4. The altered reactivity (allergy) or hyper-susceptibility (anaphylaxis) sets in usually in from ten to fifteen days after the first injection of horse serum, and lasts at least three months. Individual rabbits show marked variation from the average time of the development of anaphylaxis.
5. The appearance of precipitines against horse serum in the blood of rabbits appears nearly synchronously with the allergic condition.
6. After large injections of serum the allergic rabbits still react subcutaneously. A suppression of allergy which would correspond to the so-called anti-anaphylaxis could not be proved.
7. Also in regard to the offspring of injected rabbits the subcutaneous test was not positive. The young of these rabbits did not develop a more active allergy than the young of normal rabbits.

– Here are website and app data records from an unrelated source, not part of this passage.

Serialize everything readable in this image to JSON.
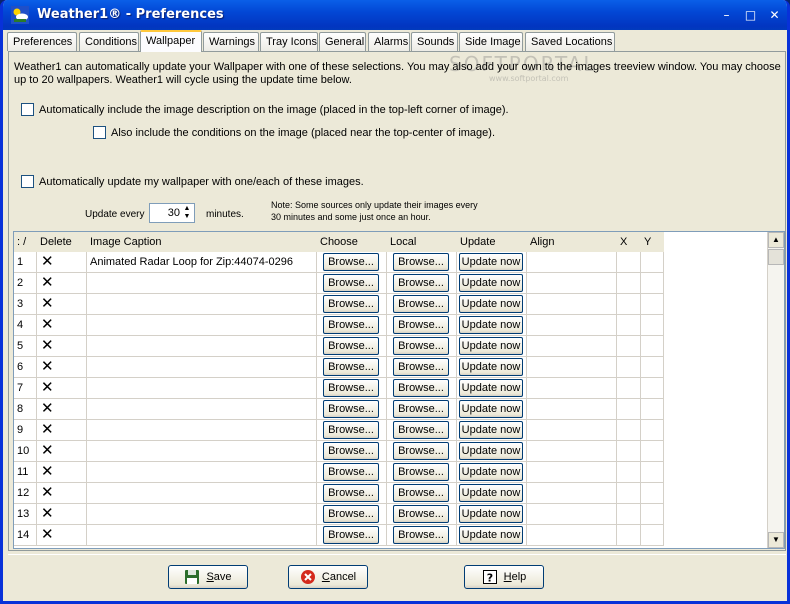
{
  "window": {
    "title": "Weather1® - Preferences",
    "minimize_glyph": "–",
    "maximize_glyph": "□",
    "close_glyph": "✕"
  },
  "tabs": [
    {
      "label": "Preferences"
    },
    {
      "label": "Conditions"
    },
    {
      "label": "Wallpaper"
    },
    {
      "label": "Warnings"
    },
    {
      "label": "Tray Icons"
    },
    {
      "label": "General"
    },
    {
      "label": "Alarms"
    },
    {
      "label": "Sounds"
    },
    {
      "label": "Side Image"
    },
    {
      "label": "Saved Locations"
    }
  ],
  "active_tab": "Wallpaper",
  "watermark": {
    "text": "SOFTPORTAL",
    "small": "www.softportal.com"
  },
  "wallpaper": {
    "intro": "Weather1 can automatically update your Wallpaper with one of these selections.  You may also add your own to the images treeview window.  You may choose up to 20 wallpapers.  Weather1 will cycle using the update time below.",
    "chk_include_desc": {
      "label": "Automatically include the image description on the image  (placed in the top-left corner of image).",
      "checked": false
    },
    "chk_include_cond": {
      "label": "Also include the conditions on the image  (placed near the top-center of image).",
      "checked": false
    },
    "chk_auto_update": {
      "label": "Automatically update my wallpaper with one/each of these images.",
      "checked": false
    },
    "update_every_label": "Update every",
    "update_every_value": "30",
    "minutes_label": "minutes.",
    "note_line1": "Note:  Some sources only update their images every",
    "note_line2": "30 minutes and some just once an hour."
  },
  "grid": {
    "headers": {
      "num": ": /",
      "delete": "Delete",
      "caption": "Image Caption",
      "choose": "Choose",
      "local": "Local",
      "update": "Update",
      "align": "Align",
      "x": "X",
      "y": "Y"
    },
    "browse_label": "Browse...",
    "update_label": "Update now",
    "delete_glyph": "✕",
    "rows": [
      {
        "num": "1",
        "caption": "Animated Radar Loop for Zip:44074-0296"
      },
      {
        "num": "2",
        "caption": ""
      },
      {
        "num": "3",
        "caption": ""
      },
      {
        "num": "4",
        "caption": ""
      },
      {
        "num": "5",
        "caption": ""
      },
      {
        "num": "6",
        "caption": ""
      },
      {
        "num": "7",
        "caption": ""
      },
      {
        "num": "8",
        "caption": ""
      },
      {
        "num": "9",
        "caption": ""
      },
      {
        "num": "10",
        "caption": ""
      },
      {
        "num": "11",
        "caption": ""
      },
      {
        "num": "12",
        "caption": ""
      },
      {
        "num": "13",
        "caption": ""
      },
      {
        "num": "14",
        "caption": ""
      }
    ]
  },
  "footer": {
    "save": "Save",
    "cancel": "Cancel",
    "help": "Help"
  }
}
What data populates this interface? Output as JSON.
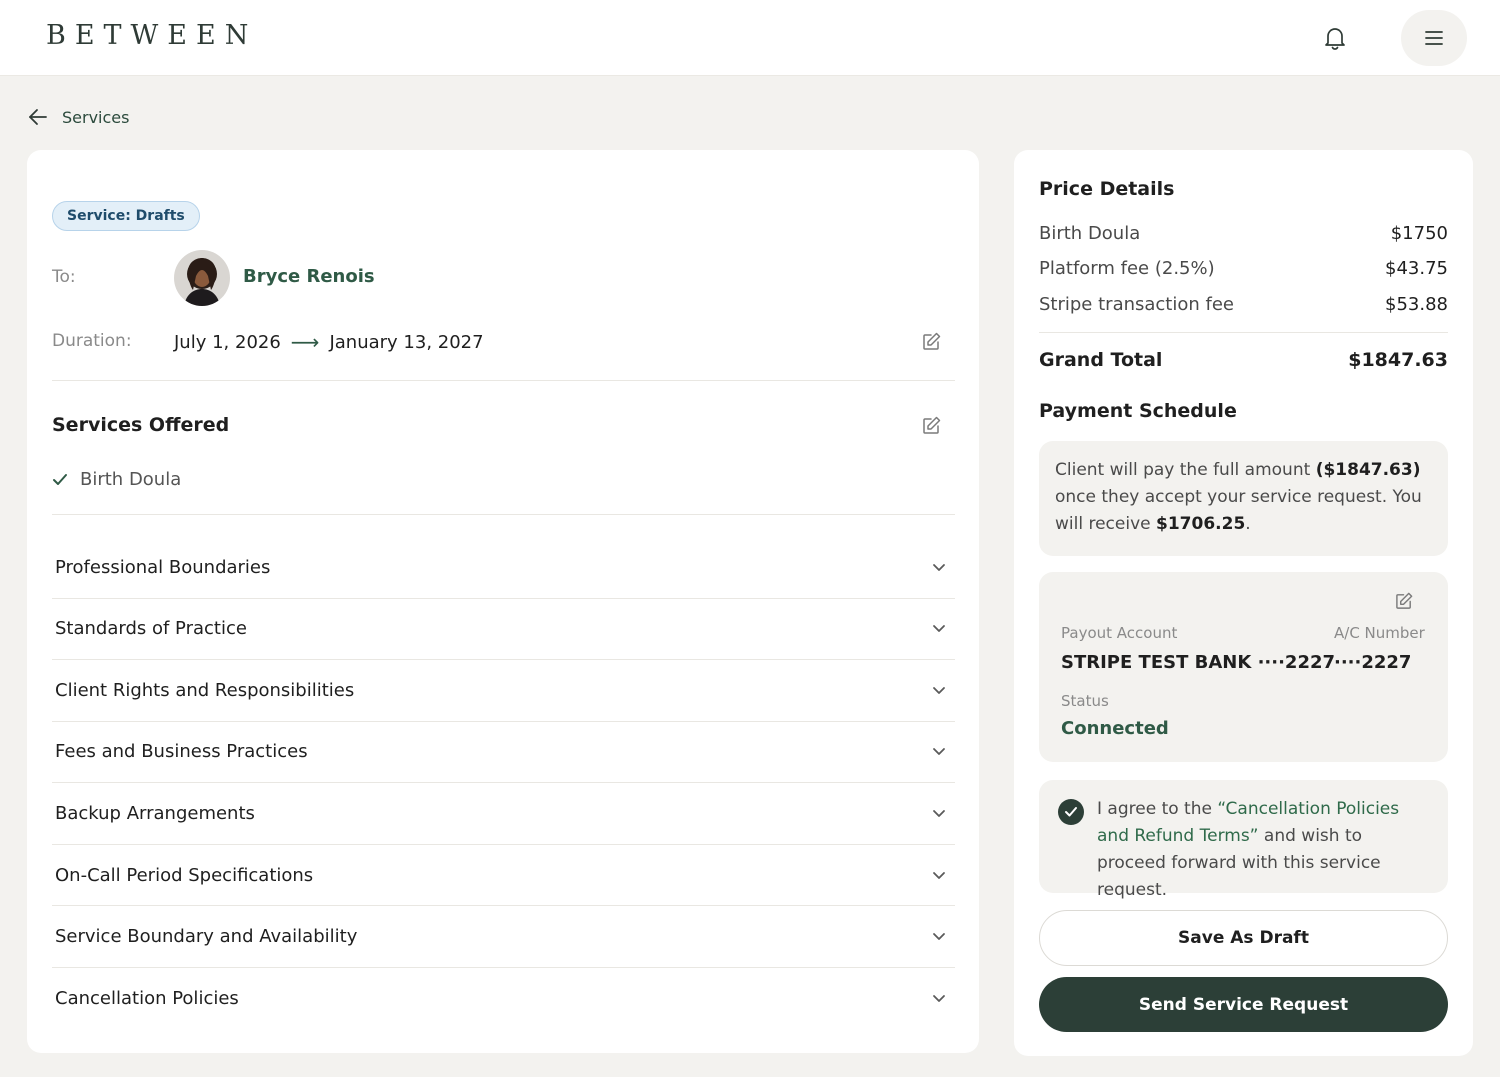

8. Neither the injection of considerable quantities of horse serum nor the development of a marked local reaction in the skin after intradermal inoculations of horse serum in a sensitized rabbit is accompanied or followed by greater variations in the number or types of leucocytes in the circulating blood than is found in control animals.